Natas had visited me again last night, bringing with him the usual dream. But the dream was getting more and more violent, with each passing night, and though it had never bothered me before, I was frightened.

‘Darling?’ Ben’s voice broke through my thoughts.

I looked up, startled.

‘Sorry. what were you saying?’

‘I was asking whether you were alright. You’re looking exhausted, there are bags under your eyes and you’re not sleeping well at night.’

My heart leapt.

‘What do you mean? I feel fine. I’m sleeping like a baby.’

Could he know about the dream? I immediately dismissed the thought. How could he possibly know?

‘Honestly, I’m fine. Now, can we drop it, please?’

That night, I awoke with a start. But for once, not because of the dream. I had not had the dream tonight. Natas had not come! Puzzled as to why I had woken, I heard a whimpering beside me.

For a moment, I thought it was Natas, but with a shock, I realised it was Ben! Ben was having a bad dream!

Sighing, I rolled over and tried to go back to sleep. Ben had plenty more bad dreams to come. It was only a matter of time before I made him pay. Then he would know what a bad dream really was.

 ‘Morning darling,’ said Ben, as we went through our usual morning routine. But Ben didn’t have many more mornings to come.

His dreams were becoming more and more frequent, where as mine, less often. Natas didn’t have to come and visit me anymore. I knew exactly what I had to do. It would all be over soon. Just one more day. One more day, and Ben and Elizabeth would be no more than a hurtful memory. All the pain and anguish they had caused me, would be gone. They would have paid for what they’d done to me. Just like we planned.

That night, I was up until 12:30am sharpening the knife. What a pity it would be. Ben’s rugged good looks, replaced with his own blood and gore. I hardened myself to the thought, and continued sharpening.

* * * * 

‘So thoughtful of you to sharpen the knife for me.’

My eyes popped open as Ben’s voice awoke me.

My mouth opened in horror, as I saw him hovering above me, clutching the knife tightly in his hands.

He looked back over his shoulder and said to a dark form huddled in the corner, ‘Come Natas, we’ll celebrate our victory.
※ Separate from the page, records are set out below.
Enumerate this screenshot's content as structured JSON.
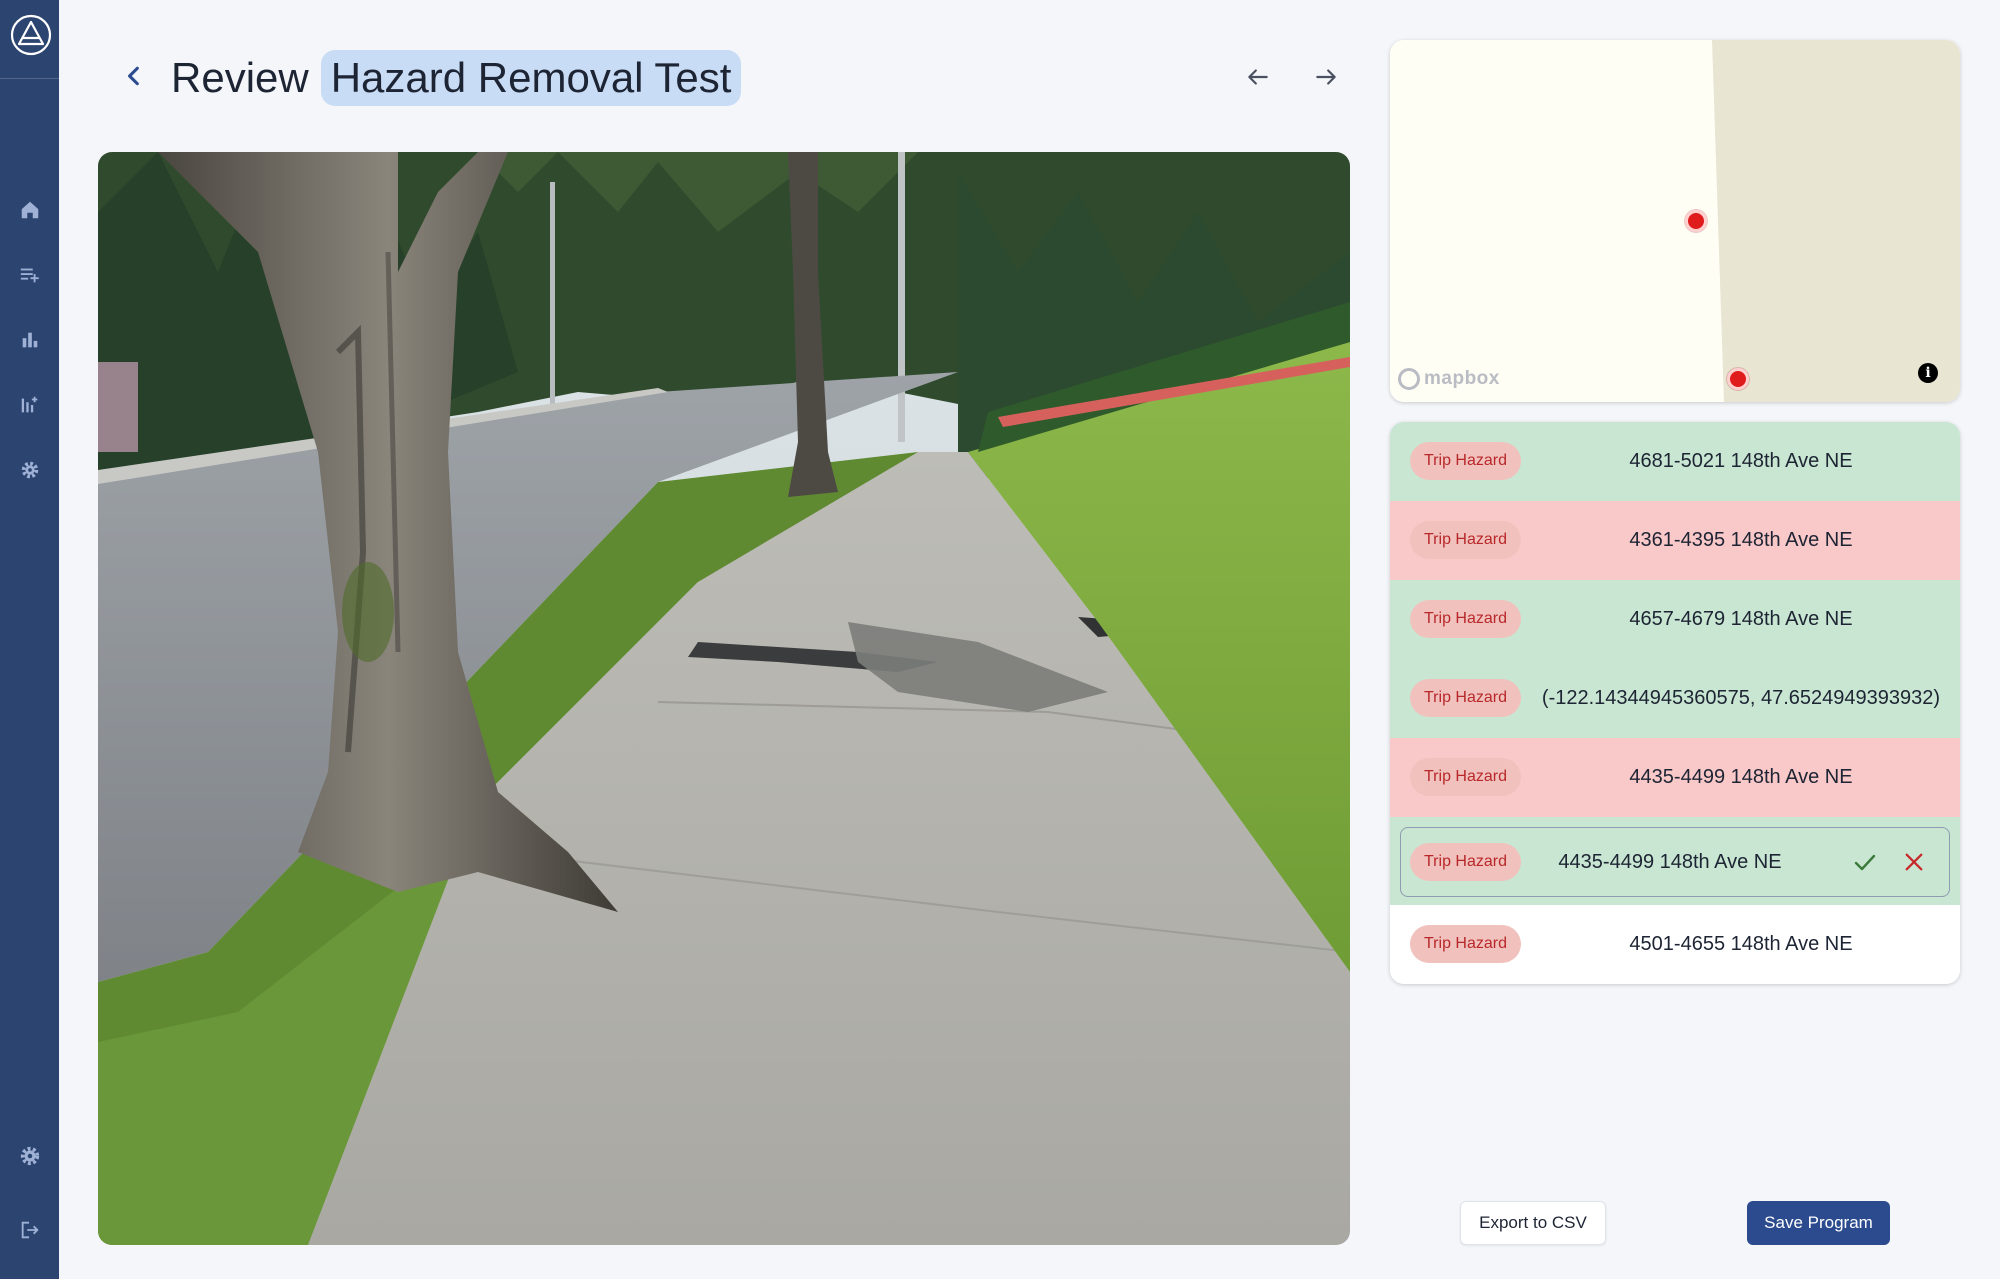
{
  "header": {
    "title_prefix": "Review",
    "program_name": "Hazard Removal Test"
  },
  "sidebar": {
    "items": [
      {
        "icon": "home-icon"
      },
      {
        "icon": "add-list-icon"
      },
      {
        "icon": "bar-chart-icon"
      },
      {
        "icon": "chart-settings-icon"
      },
      {
        "icon": "gear-settings-icon"
      }
    ],
    "bottom": [
      {
        "icon": "settings-icon"
      },
      {
        "icon": "logout-icon"
      }
    ]
  },
  "map": {
    "attribution": "mapbox",
    "info_label": "i",
    "markers": 2
  },
  "hazards": [
    {
      "tag": "Trip Hazard",
      "address": "4681-5021 148th Ave NE",
      "status": "approved"
    },
    {
      "tag": "Trip Hazard",
      "address": "4361-4395 148th Ave NE",
      "status": "rejected"
    },
    {
      "tag": "Trip Hazard",
      "address": "4657-4679 148th Ave NE",
      "status": "approved"
    },
    {
      "tag": "Trip Hazard",
      "address": "(-122.14344945360575, 47.6524949393932)",
      "status": "approved"
    },
    {
      "tag": "Trip Hazard",
      "address": "4435-4499 148th Ave NE",
      "status": "rejected"
    },
    {
      "tag": "Trip Hazard",
      "address": "4435-4499 148th Ave NE",
      "status": "current"
    },
    {
      "tag": "Trip Hazard",
      "address": "4501-4655 148th Ave NE",
      "status": "pending"
    }
  ],
  "actions": {
    "export_label": "Export to CSV",
    "save_label": "Save Program"
  },
  "colors": {
    "sidebar": "#2c4470",
    "approved": "#c8e6d2",
    "rejected": "#f9c8c8",
    "pending": "#ffffff",
    "primary_button": "#2c4b8f",
    "tag_bg": "#f1c2bd",
    "tag_text": "#b8282a"
  }
}
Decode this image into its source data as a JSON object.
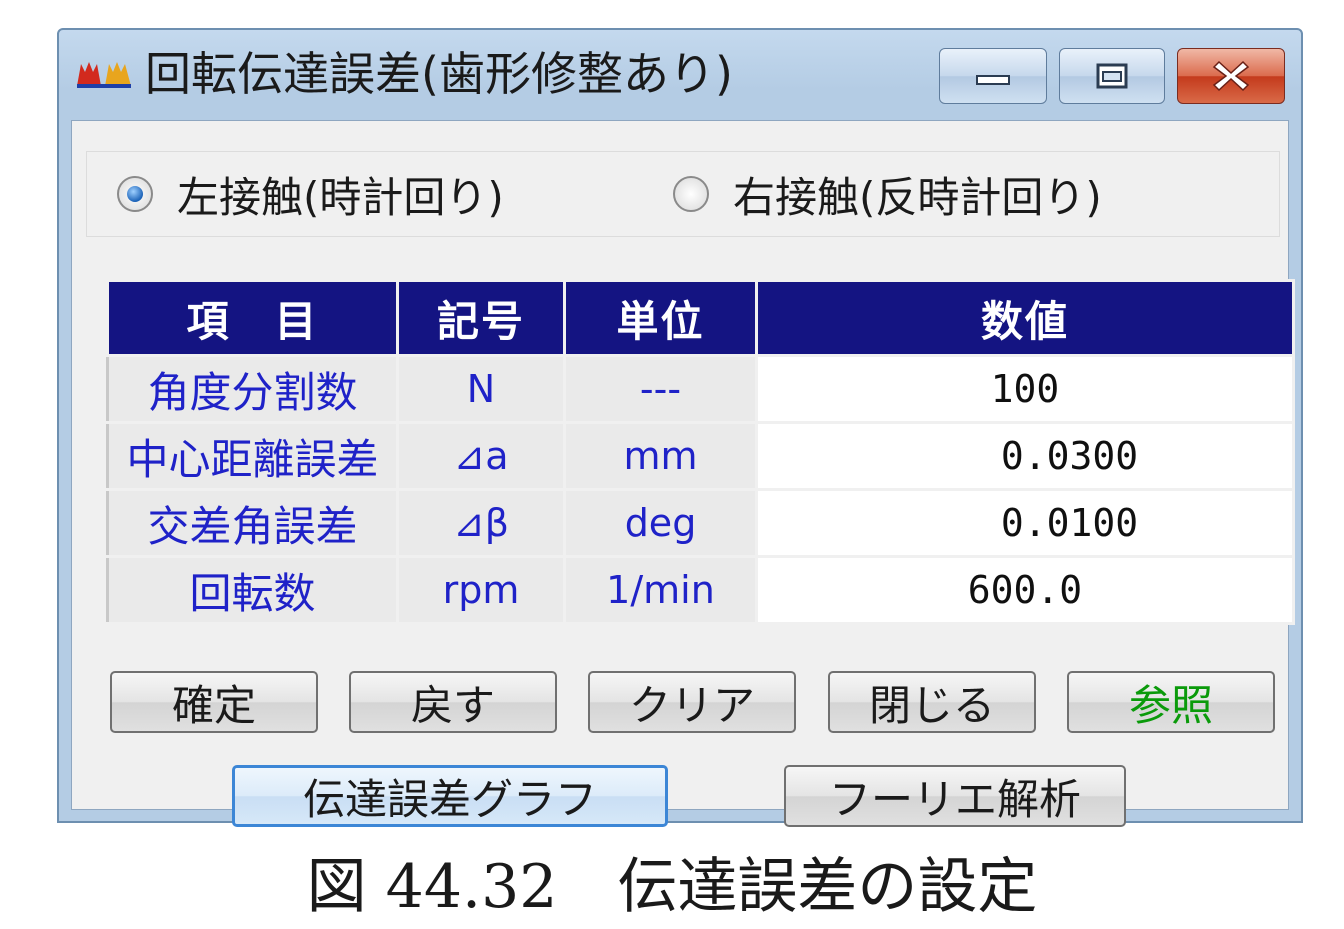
{
  "window": {
    "title": "回転伝達誤差(歯形修整あり)",
    "accent_color": "#141482"
  },
  "contact": {
    "left_label": "左接触(時計回り)",
    "right_label": "右接触(反時計回り)",
    "selected": "left"
  },
  "table": {
    "headers": [
      "項　目",
      "記号",
      "単位",
      "数値"
    ],
    "rows": [
      {
        "item": "角度分割数",
        "symbol": "N",
        "unit": "---",
        "value": "100"
      },
      {
        "item": "中心距離誤差",
        "symbol": "⊿a",
        "unit": "mm",
        "value": "0.0300"
      },
      {
        "item": "交差角誤差",
        "symbol": "⊿β",
        "unit": "deg",
        "value": "0.0100"
      },
      {
        "item": "回転数",
        "symbol": "rpm",
        "unit": "1/min",
        "value": "600.0"
      }
    ]
  },
  "buttons": {
    "confirm": "確定",
    "back": "戻す",
    "clear": "クリア",
    "close": "閉じる",
    "reference": "参照",
    "graph": "伝達誤差グラフ",
    "fourier": "フーリエ解析"
  },
  "caption": "図 44.32　伝達誤差の設定"
}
We’ll make her pay for what she did to Elizabeth. Just like we planned…’

 By Year 11 Sarah